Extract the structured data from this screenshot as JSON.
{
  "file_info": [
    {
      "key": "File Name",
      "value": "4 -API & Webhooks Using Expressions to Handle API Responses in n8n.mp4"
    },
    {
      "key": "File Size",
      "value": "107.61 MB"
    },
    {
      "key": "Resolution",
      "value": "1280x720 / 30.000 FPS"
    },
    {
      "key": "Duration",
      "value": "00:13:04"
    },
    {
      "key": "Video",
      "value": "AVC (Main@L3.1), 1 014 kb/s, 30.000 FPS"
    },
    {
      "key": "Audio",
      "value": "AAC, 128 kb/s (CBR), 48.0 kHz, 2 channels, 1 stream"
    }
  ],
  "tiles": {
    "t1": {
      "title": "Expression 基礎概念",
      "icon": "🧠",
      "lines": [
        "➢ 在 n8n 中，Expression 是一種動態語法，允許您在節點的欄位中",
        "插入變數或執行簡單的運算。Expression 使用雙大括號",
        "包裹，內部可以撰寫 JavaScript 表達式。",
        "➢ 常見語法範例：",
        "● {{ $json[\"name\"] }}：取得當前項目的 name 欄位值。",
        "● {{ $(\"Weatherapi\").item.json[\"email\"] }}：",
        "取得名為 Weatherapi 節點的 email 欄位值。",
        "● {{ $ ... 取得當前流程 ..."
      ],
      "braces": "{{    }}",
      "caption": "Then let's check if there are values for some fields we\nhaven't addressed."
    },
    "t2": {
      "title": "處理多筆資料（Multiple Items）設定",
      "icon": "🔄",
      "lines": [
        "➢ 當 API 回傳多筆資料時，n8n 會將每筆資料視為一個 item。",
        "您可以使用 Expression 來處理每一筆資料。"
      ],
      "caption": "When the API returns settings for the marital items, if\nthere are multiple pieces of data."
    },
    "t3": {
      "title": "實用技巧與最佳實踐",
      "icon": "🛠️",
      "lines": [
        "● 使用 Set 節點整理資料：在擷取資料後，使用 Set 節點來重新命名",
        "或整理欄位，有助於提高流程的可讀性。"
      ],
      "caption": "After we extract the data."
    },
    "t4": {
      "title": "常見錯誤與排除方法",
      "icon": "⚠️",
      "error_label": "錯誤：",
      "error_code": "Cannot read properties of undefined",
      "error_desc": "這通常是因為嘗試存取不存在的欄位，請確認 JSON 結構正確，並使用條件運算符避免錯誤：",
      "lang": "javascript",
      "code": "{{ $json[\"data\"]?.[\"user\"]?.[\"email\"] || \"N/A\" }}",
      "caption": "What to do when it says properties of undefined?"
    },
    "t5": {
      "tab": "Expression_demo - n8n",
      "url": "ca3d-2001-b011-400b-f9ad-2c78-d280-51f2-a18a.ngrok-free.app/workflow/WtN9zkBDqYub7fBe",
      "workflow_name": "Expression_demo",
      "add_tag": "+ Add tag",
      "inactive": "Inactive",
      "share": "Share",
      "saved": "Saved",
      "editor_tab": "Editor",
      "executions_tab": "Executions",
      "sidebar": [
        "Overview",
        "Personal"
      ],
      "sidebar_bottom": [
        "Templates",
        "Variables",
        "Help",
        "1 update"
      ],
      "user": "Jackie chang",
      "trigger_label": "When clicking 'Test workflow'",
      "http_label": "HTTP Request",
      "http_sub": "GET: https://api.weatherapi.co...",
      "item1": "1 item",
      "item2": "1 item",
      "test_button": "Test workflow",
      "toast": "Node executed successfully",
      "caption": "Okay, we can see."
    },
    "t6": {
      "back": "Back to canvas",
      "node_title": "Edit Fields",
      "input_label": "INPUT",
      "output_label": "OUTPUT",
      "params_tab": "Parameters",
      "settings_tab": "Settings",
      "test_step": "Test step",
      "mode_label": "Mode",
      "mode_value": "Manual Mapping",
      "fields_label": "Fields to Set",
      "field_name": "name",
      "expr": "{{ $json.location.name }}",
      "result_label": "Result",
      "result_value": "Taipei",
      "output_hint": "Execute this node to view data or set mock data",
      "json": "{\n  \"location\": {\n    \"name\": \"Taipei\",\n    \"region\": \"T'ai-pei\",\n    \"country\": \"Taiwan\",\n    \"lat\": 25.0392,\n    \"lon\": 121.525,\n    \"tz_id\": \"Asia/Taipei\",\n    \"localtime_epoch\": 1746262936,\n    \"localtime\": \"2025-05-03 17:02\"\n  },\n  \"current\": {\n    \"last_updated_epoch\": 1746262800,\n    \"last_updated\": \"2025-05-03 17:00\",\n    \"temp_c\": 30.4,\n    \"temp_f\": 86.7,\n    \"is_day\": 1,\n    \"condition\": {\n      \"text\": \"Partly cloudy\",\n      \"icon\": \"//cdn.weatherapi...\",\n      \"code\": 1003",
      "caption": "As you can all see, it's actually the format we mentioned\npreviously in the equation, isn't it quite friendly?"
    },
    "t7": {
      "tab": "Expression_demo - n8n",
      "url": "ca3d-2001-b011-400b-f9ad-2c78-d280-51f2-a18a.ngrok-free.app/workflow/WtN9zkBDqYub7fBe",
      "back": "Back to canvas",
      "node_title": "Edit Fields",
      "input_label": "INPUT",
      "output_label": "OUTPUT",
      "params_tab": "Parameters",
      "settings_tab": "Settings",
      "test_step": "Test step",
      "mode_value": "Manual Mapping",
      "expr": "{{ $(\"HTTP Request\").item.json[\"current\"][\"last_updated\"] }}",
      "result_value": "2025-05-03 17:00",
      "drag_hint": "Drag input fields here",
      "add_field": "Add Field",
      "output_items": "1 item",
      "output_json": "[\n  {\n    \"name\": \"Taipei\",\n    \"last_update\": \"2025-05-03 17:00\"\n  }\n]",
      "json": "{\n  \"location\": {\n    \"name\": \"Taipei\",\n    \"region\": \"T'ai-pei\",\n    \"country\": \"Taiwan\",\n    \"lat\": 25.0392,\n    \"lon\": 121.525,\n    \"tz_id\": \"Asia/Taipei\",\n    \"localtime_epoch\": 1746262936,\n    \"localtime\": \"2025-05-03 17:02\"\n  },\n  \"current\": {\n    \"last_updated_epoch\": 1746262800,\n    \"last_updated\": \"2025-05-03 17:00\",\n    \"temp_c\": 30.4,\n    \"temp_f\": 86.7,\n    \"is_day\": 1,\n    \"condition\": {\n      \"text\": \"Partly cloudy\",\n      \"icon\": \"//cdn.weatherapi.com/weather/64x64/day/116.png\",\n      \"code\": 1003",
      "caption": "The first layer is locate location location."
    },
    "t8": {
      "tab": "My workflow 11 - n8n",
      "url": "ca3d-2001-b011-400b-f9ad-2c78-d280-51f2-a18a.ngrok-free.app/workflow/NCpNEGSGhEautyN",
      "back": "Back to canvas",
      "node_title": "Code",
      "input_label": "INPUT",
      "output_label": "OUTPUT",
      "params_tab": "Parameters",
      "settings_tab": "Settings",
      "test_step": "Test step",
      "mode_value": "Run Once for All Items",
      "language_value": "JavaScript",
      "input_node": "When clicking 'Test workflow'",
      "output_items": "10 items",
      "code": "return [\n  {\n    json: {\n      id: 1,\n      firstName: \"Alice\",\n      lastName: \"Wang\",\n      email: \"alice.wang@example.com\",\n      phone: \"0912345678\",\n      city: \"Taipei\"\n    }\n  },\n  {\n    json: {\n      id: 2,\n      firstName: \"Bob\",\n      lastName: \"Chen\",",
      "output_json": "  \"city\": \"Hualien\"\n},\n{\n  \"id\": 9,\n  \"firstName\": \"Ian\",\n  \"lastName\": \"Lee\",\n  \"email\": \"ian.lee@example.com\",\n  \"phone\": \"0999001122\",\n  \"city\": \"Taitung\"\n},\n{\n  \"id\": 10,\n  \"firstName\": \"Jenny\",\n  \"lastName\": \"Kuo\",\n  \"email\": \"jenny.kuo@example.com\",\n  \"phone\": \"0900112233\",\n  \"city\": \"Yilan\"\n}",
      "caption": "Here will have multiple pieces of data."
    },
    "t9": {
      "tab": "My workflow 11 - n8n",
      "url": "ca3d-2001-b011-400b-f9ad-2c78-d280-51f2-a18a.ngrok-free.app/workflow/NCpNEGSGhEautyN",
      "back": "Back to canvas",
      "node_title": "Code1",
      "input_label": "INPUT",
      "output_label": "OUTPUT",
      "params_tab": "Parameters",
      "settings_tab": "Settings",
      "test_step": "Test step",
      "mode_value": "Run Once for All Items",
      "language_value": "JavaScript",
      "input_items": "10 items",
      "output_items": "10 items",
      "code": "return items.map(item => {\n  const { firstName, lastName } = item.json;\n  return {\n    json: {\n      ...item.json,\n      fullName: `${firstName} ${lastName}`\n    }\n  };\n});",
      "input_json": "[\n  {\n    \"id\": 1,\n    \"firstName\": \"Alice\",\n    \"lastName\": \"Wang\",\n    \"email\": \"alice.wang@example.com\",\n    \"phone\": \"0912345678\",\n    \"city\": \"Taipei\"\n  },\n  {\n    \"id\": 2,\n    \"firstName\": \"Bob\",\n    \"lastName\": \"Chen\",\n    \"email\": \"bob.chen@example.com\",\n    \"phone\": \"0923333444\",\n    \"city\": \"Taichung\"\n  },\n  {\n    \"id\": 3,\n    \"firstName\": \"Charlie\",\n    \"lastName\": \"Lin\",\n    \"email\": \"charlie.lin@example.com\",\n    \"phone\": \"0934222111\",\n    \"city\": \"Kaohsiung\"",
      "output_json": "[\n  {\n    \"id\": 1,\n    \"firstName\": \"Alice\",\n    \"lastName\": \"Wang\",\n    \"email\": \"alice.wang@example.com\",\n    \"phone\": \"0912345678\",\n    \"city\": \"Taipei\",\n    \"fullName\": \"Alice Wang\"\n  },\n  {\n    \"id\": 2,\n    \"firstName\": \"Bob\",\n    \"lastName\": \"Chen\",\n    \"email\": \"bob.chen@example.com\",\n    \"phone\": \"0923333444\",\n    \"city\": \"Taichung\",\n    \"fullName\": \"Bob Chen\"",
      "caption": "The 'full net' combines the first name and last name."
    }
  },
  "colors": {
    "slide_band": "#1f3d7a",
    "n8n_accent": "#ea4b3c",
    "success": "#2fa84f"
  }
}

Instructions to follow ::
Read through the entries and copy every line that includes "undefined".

Solution to the exercise ::
      "error_code": "Cannot read properties of undefined",
      "caption": "What to do when it says properties of undefined?"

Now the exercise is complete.